Using the records beneath, say how many lines contain the word "days", without comment.
BEGIN Given information
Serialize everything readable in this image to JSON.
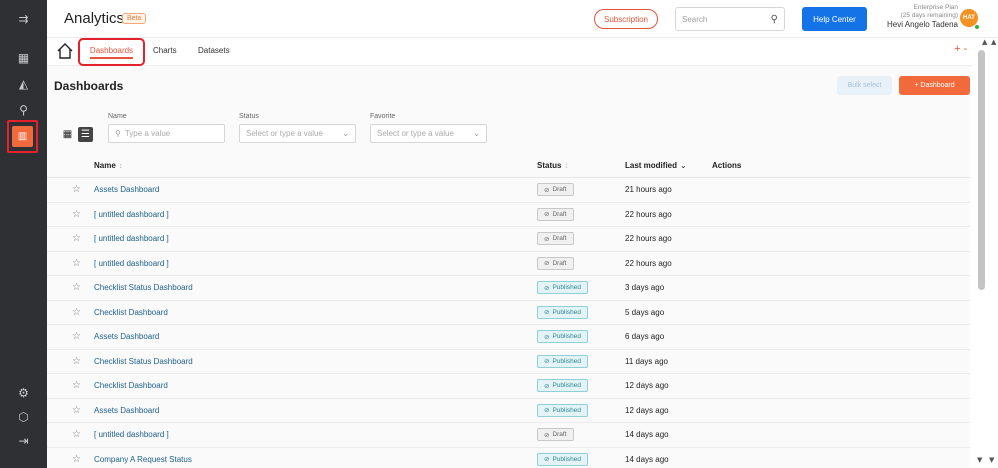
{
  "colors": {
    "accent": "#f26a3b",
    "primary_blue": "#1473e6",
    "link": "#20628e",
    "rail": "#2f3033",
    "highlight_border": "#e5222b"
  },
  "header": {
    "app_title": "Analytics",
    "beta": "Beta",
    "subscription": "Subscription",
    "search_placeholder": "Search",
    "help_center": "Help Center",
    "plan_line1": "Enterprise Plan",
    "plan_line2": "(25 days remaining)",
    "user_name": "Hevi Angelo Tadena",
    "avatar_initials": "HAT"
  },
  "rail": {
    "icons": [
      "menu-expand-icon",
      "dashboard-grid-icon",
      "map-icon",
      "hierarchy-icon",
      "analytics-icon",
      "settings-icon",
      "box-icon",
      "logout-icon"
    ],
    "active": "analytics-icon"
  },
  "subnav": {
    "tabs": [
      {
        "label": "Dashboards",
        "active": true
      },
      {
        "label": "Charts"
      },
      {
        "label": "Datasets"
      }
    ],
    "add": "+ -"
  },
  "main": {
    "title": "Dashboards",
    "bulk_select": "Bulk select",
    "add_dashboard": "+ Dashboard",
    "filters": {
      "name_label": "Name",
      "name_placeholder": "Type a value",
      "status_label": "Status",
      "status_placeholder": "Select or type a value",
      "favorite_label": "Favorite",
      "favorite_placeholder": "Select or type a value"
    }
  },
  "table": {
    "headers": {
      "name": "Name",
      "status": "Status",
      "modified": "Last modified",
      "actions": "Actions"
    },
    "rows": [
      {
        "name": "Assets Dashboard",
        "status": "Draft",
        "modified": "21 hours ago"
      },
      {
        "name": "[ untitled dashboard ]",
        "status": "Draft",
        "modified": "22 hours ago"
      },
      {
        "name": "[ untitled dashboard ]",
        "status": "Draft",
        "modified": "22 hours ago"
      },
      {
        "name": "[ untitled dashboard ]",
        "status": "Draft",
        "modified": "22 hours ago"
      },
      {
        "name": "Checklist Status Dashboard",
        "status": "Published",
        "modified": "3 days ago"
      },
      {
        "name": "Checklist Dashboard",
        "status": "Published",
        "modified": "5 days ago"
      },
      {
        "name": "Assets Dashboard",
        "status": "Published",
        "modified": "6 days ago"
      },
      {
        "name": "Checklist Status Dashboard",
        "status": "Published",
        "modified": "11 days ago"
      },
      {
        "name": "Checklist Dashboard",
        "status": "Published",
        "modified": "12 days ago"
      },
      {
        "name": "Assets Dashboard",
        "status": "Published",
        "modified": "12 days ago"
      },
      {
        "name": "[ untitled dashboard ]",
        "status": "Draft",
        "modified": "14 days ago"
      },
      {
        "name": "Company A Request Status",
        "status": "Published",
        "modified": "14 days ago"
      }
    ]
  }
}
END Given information
> **Answer for this exercise**:
9